§ Exercise prompt
In the data that follows, every line containing the word "link" should be returned.

§ Source data
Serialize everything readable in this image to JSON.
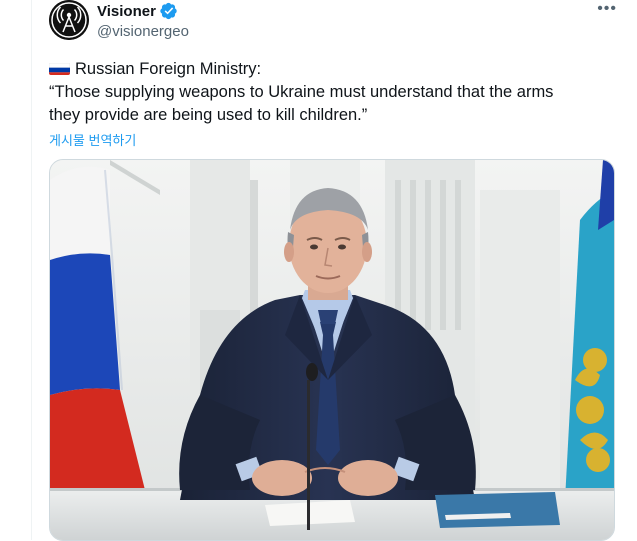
{
  "tweet": {
    "author": {
      "display_name": "Visioner",
      "handle": "@visionergeo",
      "verified": true,
      "avatar_icon": "satellite-antenna-logo"
    },
    "more_label": "•••",
    "text_lines": [
      "Russian Foreign Ministry:",
      "“Those supplying weapons to Ukraine must understand that the arms",
      "they provide are being used to kill children.”"
    ],
    "flag_icon": "russia-flag-emoji",
    "translate_label": "게시물 번역하기",
    "media": {
      "type": "photo",
      "subject": "man in dark suit at desk with microphone, Russian flag left, emblem flag right"
    }
  },
  "colors": {
    "link": "#1d9bf0",
    "secondary_text": "#536471",
    "verified": "#1d9bf0",
    "border": "#cfd9de"
  }
}
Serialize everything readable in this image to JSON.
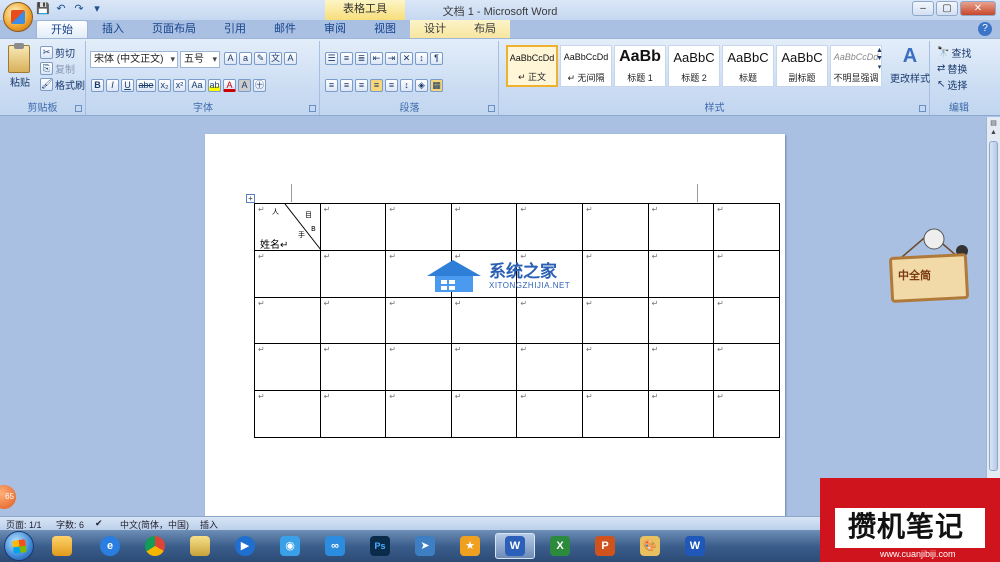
{
  "window": {
    "title": "文档 1 - Microsoft Word",
    "context_tab_title": "表格工具"
  },
  "tabs": [
    "开始",
    "插入",
    "页面布局",
    "引用",
    "邮件",
    "审阅",
    "视图",
    "设计",
    "布局"
  ],
  "clipboard": {
    "paste": "粘贴",
    "cut": "剪切",
    "copy": "复制",
    "format_painter": "格式刷",
    "label": "剪贴板"
  },
  "font": {
    "name": "宋体 (中文正文)",
    "size": "五号",
    "label": "字体",
    "buttons": [
      "B",
      "I",
      "U",
      "abe",
      "x₂",
      "x²",
      "Aa"
    ]
  },
  "paragraph": {
    "label": "段落"
  },
  "styles": {
    "label": "样式",
    "items": [
      {
        "sample": "AaBbCcDd",
        "name": "↵ 正文"
      },
      {
        "sample": "AaBbCcDd",
        "name": "↵ 无间隔"
      },
      {
        "sample": "AaBb",
        "name": "标题 1"
      },
      {
        "sample": "AaBbC",
        "name": "标题 2"
      },
      {
        "sample": "AaBbC",
        "name": "标题"
      },
      {
        "sample": "AaBbC",
        "name": "副标题"
      },
      {
        "sample": "AaBbCcDd",
        "name": "不明显强调"
      }
    ],
    "change": "更改样式"
  },
  "editing": {
    "label": "编辑",
    "find": "查找",
    "replace": "替换",
    "select": "选择"
  },
  "table": {
    "header_cell": {
      "top_left": "↵",
      "top_mid": "人",
      "right_top": "目",
      "mid": "手",
      "right_mid": "B",
      "bottom": "姓名↵"
    },
    "rows": 5,
    "cols": 8,
    "cell_mark": "↵"
  },
  "watermark": {
    "title": "系统之家",
    "url": "XITONGZHIJIA.NET",
    "sticker": "中全简"
  },
  "status": {
    "page": "页面: 1/1",
    "words": "字数: 6",
    "lang": "中文(简体，中国)",
    "mode": "插入"
  },
  "corner_watermark": {
    "text": "攒机笔记",
    "url": "www.cuanjibiji.com"
  },
  "taskbar": {
    "items": [
      "folder",
      "ie",
      "chrome",
      "explorer",
      "media",
      "qq",
      "baidu",
      "ps",
      "bird",
      "star",
      "word",
      "excel",
      "ppt",
      "paint",
      "wps"
    ]
  },
  "colors": {
    "ribbon": "#c9dbf2",
    "doc_bg": "#a9c0e3",
    "accent": "#15428b"
  }
}
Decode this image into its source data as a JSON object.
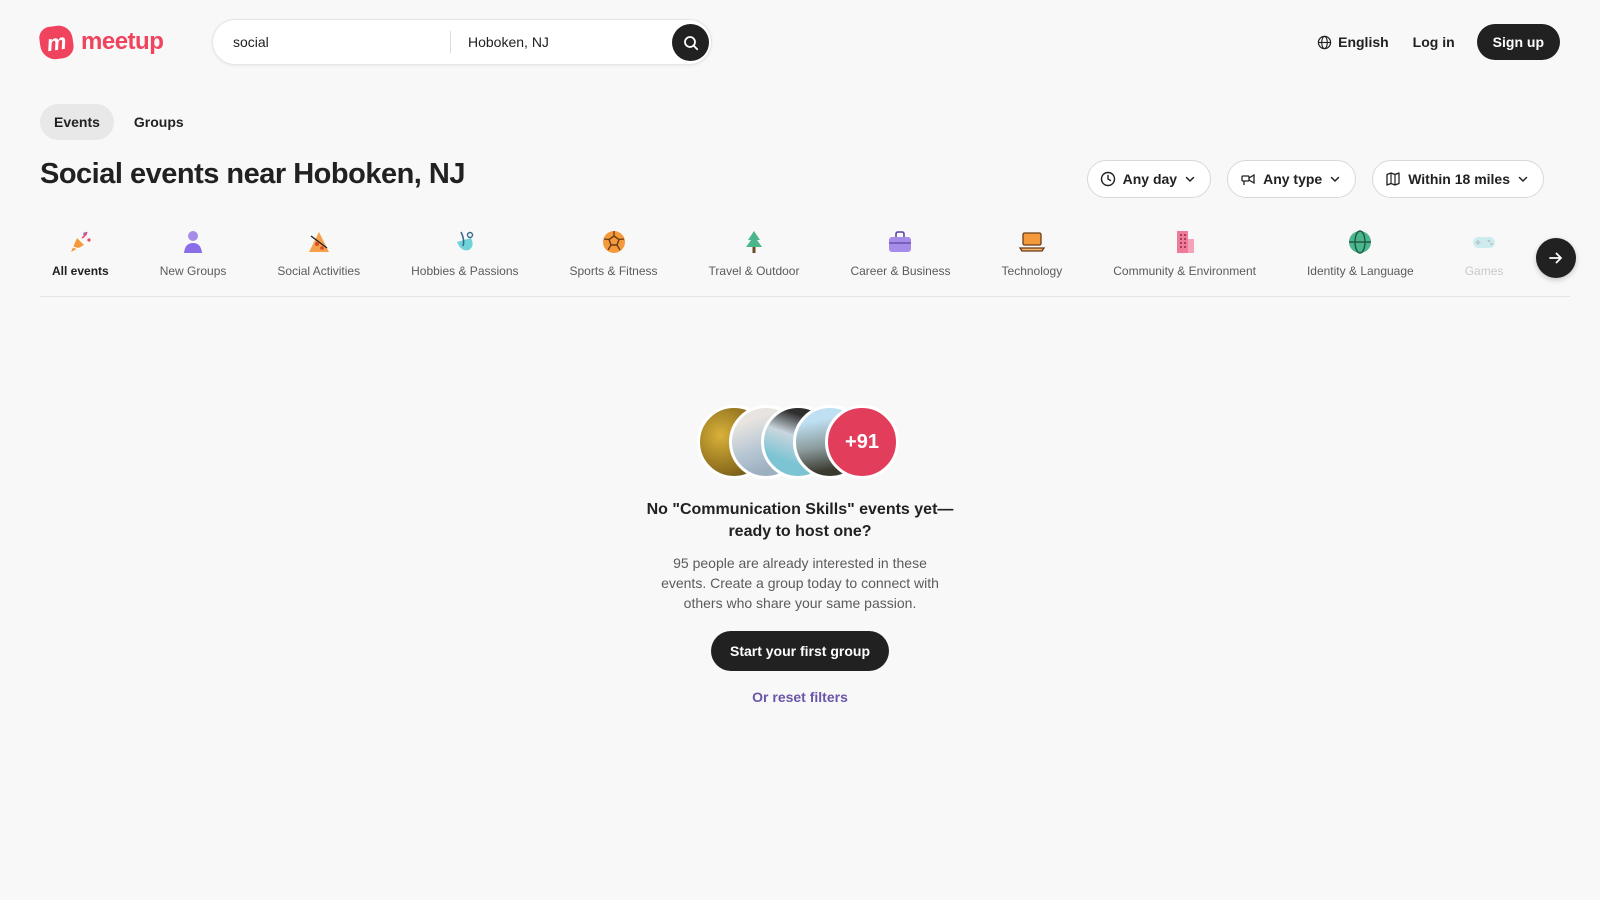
{
  "brand": {
    "name": "meetup",
    "mark": "m",
    "color": "#f0435e"
  },
  "search": {
    "keyword_value": "social",
    "location_value": "Hoboken, NJ",
    "button_icon": "search-icon"
  },
  "header": {
    "language_icon": "globe-icon",
    "language_label": "English",
    "login_label": "Log in",
    "signup_label": "Sign up"
  },
  "tabs": [
    {
      "label": "Events",
      "active": true
    },
    {
      "label": "Groups",
      "active": false
    }
  ],
  "page_title": "Social events near Hoboken, NJ",
  "filters": [
    {
      "icon": "clock-icon",
      "label": "Any day"
    },
    {
      "icon": "event-type-icon",
      "label": "Any type"
    },
    {
      "icon": "map-icon",
      "label": "Within 18 miles"
    }
  ],
  "categories": [
    {
      "label": "All events",
      "icon": "party-popper-icon",
      "active": true
    },
    {
      "label": "New Groups",
      "icon": "person-icon"
    },
    {
      "label": "Social Activities",
      "icon": "pizza-slice-icon"
    },
    {
      "label": "Hobbies & Passions",
      "icon": "hobby-icon"
    },
    {
      "label": "Sports & Fitness",
      "icon": "ball-icon"
    },
    {
      "label": "Travel & Outdoor",
      "icon": "tree-icon"
    },
    {
      "label": "Career & Business",
      "icon": "briefcase-icon"
    },
    {
      "label": "Technology",
      "icon": "laptop-icon"
    },
    {
      "label": "Community & Environment",
      "icon": "building-icon"
    },
    {
      "label": "Identity & Language",
      "icon": "globe-icon"
    },
    {
      "label": "Games",
      "icon": "gamepad-icon",
      "faded": true
    }
  ],
  "empty_state": {
    "more_count": "+91",
    "title": "No \"Communication Skills\" events yet—ready to host one?",
    "text": "95 people are already interested in these events. Create a group today to connect with others who share your same passion.",
    "cta_label": "Start your first group",
    "reset_label": "Or reset filters"
  },
  "colors": {
    "accent": "#f0435e",
    "dark": "#212121",
    "link": "#6b55a8",
    "background": "#f8f8f8"
  }
}
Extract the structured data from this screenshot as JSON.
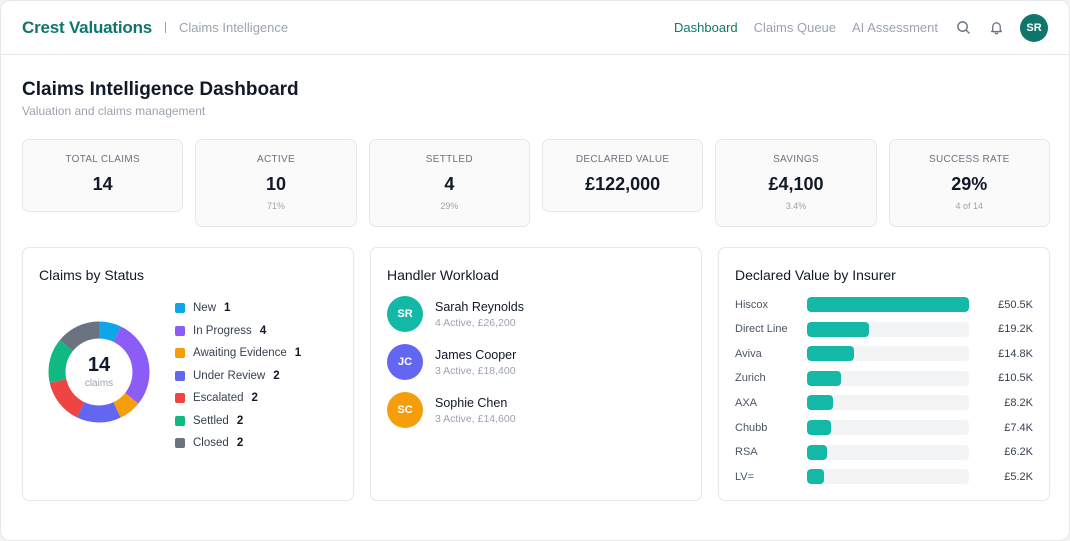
{
  "header": {
    "brand": "Crest Valuations",
    "subtitle": "Claims Intelligence",
    "nav": [
      {
        "label": "Dashboard",
        "active": true
      },
      {
        "label": "Claims Queue",
        "active": false
      },
      {
        "label": "AI Assessment",
        "active": false
      }
    ],
    "user_initials": "SR"
  },
  "page": {
    "title": "Claims Intelligence Dashboard",
    "subtitle": "Valuation and claims management"
  },
  "kpis": [
    {
      "label": "TOTAL CLAIMS",
      "value": "14",
      "sub": ""
    },
    {
      "label": "ACTIVE",
      "value": "10",
      "sub": "71%"
    },
    {
      "label": "SETTLED",
      "value": "4",
      "sub": "29%"
    },
    {
      "label": "DECLARED VALUE",
      "value": "£122,000",
      "sub": ""
    },
    {
      "label": "SAVINGS",
      "value": "£4,100",
      "sub": "3.4%"
    },
    {
      "label": "SUCCESS RATE",
      "value": "29%",
      "sub": "4 of 14"
    }
  ],
  "status_card": {
    "title": "Claims by Status",
    "total": "14",
    "total_label": "claims",
    "items": [
      {
        "label": "New",
        "count": 1,
        "color": "#0ea5e9"
      },
      {
        "label": "In Progress",
        "count": 4,
        "color": "#8b5cf6"
      },
      {
        "label": "Awaiting Evidence",
        "count": 1,
        "color": "#f59e0b"
      },
      {
        "label": "Under Review",
        "count": 2,
        "color": "#6366f1"
      },
      {
        "label": "Escalated",
        "count": 2,
        "color": "#ef4444"
      },
      {
        "label": "Settled",
        "count": 2,
        "color": "#10b981"
      },
      {
        "label": "Closed",
        "count": 2,
        "color": "#6b7280"
      }
    ]
  },
  "workload_card": {
    "title": "Handler Workload",
    "handlers": [
      {
        "initials": "SR",
        "name": "Sarah Reynolds",
        "meta": "4 Active, £26,200",
        "color": "#14b8a6"
      },
      {
        "initials": "JC",
        "name": "James Cooper",
        "meta": "3 Active, £18,400",
        "color": "#6366f1"
      },
      {
        "initials": "SC",
        "name": "Sophie Chen",
        "meta": "3 Active, £14,600",
        "color": "#f59e0b"
      }
    ]
  },
  "insurer_card": {
    "title": "Declared Value by Insurer",
    "bars": [
      {
        "name": "Hiscox",
        "label": "£50.5K",
        "value": 50.5
      },
      {
        "name": "Direct Line",
        "label": "£19.2K",
        "value": 19.2
      },
      {
        "name": "Aviva",
        "label": "£14.8K",
        "value": 14.8
      },
      {
        "name": "Zurich",
        "label": "£10.5K",
        "value": 10.5
      },
      {
        "name": "AXA",
        "label": "£8.2K",
        "value": 8.2
      },
      {
        "name": "Chubb",
        "label": "£7.4K",
        "value": 7.4
      },
      {
        "name": "RSA",
        "label": "£6.2K",
        "value": 6.2
      },
      {
        "name": "LV=",
        "label": "£5.2K",
        "value": 5.2
      }
    ],
    "max": 50.5
  },
  "icons": {
    "search": "search-icon",
    "bell": "bell-icon"
  },
  "colors": {
    "brand": "#0f766e",
    "bar": "#14b8a6"
  }
}
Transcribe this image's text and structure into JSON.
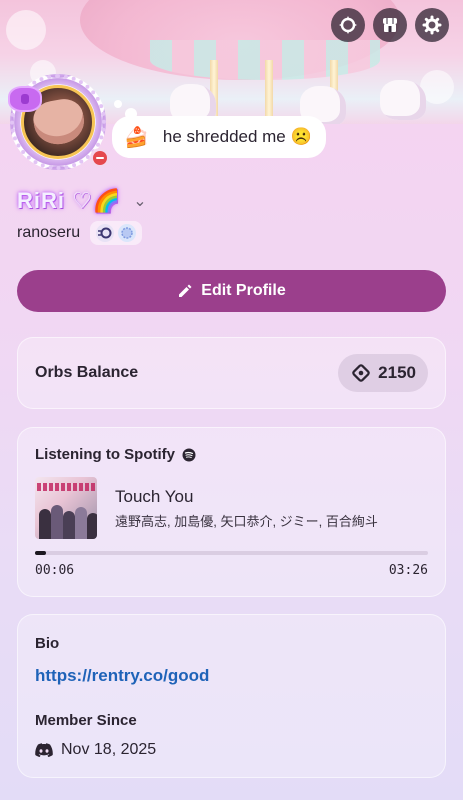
{
  "header": {
    "icons": [
      "nitro-icon",
      "shop-icon",
      "settings-icon"
    ]
  },
  "status": {
    "emoji": "🍰",
    "text": "he shredded me ☹️"
  },
  "profile": {
    "display_name": "RiRi ♡🌈",
    "username": "ranoseru",
    "online_status": "do-not-disturb"
  },
  "edit_profile": {
    "label": "Edit Profile"
  },
  "orbs": {
    "label": "Orbs Balance",
    "value": "2150"
  },
  "spotify": {
    "header": "Listening to Spotify",
    "song": "Touch You",
    "artists": "遠野高志, 加島優, 矢口恭介, ジミー, 百合絢斗",
    "elapsed": "00:06",
    "duration": "03:26",
    "progress_fraction": 0.029
  },
  "bio": {
    "label": "Bio",
    "link": "https://rentry.co/good"
  },
  "member_since": {
    "label": "Member Since",
    "date": "Nov 18, 2025"
  },
  "colors": {
    "accent": "#9b3f8c",
    "link": "#1f63b8",
    "dnd": "#e5484d"
  }
}
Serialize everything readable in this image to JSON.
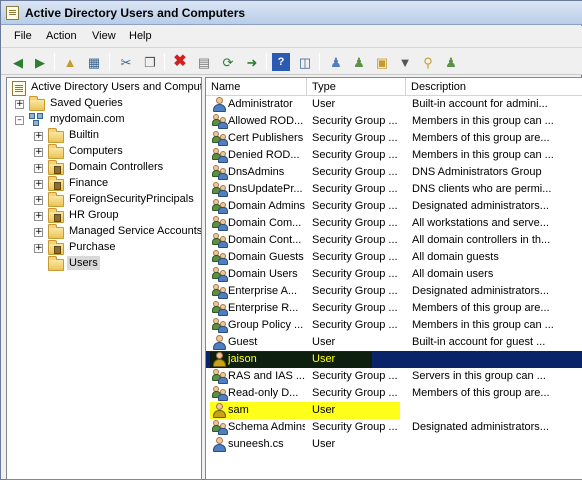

§ Result of the exercise
    "link": "#1d9bf0",
    "link": "#6b55a8",
    "link": "https://rentry.co/good"
    "link": "#1f63b8",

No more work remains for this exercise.